Add Jonathan Taylor, Marlon Mack and Nyhiem Hines to the mix, and Wentz has a lot of help in the backfield. The Clots ranked ninth in total rushing yardage, while they ranked tenth in rushing attempts. Behind an elite offensive line, the Colts will attempt to run the ball down the opponent’s throat.
An elite offensive line, talented running backs and skilful tight ends could see Reich implement a quarterback-friendly offence. Kyle Shanahan and Sean McVay have designed clever, efficient offences that are simple for their quarterbacks to use. We witnessed Wentz struggle to go through his reads last year, and he looked shaky when throwing into tight windows. I fully expect Reich to use a lot more play-action, bootlegs and designed rollouts for Wentz out of a functioning running game. Providing Wentz with a digestible offence where he doesn’t need to overplay could help him.

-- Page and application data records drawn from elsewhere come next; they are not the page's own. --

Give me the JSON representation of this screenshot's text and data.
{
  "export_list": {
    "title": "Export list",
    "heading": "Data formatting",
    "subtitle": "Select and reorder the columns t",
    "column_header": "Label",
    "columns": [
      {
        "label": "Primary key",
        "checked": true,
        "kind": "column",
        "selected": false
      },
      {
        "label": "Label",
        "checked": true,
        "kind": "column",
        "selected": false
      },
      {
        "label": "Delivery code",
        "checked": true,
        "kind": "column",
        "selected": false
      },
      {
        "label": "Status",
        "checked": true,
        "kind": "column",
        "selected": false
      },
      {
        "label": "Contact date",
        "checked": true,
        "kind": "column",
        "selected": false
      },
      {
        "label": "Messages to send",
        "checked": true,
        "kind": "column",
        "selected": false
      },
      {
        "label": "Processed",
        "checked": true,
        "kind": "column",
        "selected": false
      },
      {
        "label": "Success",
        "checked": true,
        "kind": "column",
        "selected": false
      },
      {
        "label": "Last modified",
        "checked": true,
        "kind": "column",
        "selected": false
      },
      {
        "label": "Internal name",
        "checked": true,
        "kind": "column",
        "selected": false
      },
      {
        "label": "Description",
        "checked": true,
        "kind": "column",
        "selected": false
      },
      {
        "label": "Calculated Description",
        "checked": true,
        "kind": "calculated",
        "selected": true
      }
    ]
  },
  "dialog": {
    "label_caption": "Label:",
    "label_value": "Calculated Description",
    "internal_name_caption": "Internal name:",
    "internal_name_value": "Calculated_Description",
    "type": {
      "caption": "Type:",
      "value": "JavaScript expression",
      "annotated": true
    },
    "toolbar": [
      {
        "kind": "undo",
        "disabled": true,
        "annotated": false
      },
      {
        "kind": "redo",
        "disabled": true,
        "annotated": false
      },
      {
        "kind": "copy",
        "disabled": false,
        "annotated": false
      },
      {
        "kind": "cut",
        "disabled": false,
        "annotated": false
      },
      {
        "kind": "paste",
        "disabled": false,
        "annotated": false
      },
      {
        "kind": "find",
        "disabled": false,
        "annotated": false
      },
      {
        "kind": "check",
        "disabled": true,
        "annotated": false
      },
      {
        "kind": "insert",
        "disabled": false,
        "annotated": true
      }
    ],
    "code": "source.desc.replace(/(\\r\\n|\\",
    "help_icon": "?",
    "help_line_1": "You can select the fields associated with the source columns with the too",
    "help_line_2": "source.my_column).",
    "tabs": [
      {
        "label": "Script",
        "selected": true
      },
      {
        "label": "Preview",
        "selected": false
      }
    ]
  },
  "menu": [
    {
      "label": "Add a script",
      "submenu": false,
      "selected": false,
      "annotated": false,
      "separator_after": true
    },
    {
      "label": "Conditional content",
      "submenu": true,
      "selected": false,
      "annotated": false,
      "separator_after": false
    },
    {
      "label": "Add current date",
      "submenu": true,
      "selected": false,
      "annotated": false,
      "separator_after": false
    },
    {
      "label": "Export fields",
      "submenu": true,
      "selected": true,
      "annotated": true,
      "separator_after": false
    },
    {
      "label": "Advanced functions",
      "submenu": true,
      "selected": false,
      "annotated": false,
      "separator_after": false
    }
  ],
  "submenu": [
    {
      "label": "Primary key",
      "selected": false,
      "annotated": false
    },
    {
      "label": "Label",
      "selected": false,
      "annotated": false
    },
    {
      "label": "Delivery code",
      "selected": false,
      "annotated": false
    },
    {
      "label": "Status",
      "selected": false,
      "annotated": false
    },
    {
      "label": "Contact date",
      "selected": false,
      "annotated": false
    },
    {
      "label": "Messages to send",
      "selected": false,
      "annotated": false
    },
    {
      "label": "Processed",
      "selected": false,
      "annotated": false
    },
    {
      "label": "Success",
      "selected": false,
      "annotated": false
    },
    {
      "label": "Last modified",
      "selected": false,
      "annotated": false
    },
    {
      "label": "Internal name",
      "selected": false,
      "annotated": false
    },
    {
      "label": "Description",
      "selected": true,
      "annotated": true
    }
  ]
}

Quarterbacks are strange animals. They require plenty of tenderness, love and care. Brett Favre and Mike Holmgren had a father/son relationship. Conversely, Matthew Stafford and Joe Lombardi never clicked. Wentz’s downfall in Philadelphia coincided with Reich’s departure. Quarterbacks require plenty of confidence; moreover, they must trust their coaches implicitly. Wentz clearly possesses a powerful bond with Reich.
Furthermore, Reich saw Wentz arrive in the NFL as a rookie. He is fully aware of the flaws that exist within Carson Wentz’s game. So much of quarterback play happens between the ears, Reich has been there as a player, and he understands what is happening inside Wentz’s head. That might be the biggest trump card Frank Reich holds at the table. With that in his hand, he will turn Carson Wentz’s career around.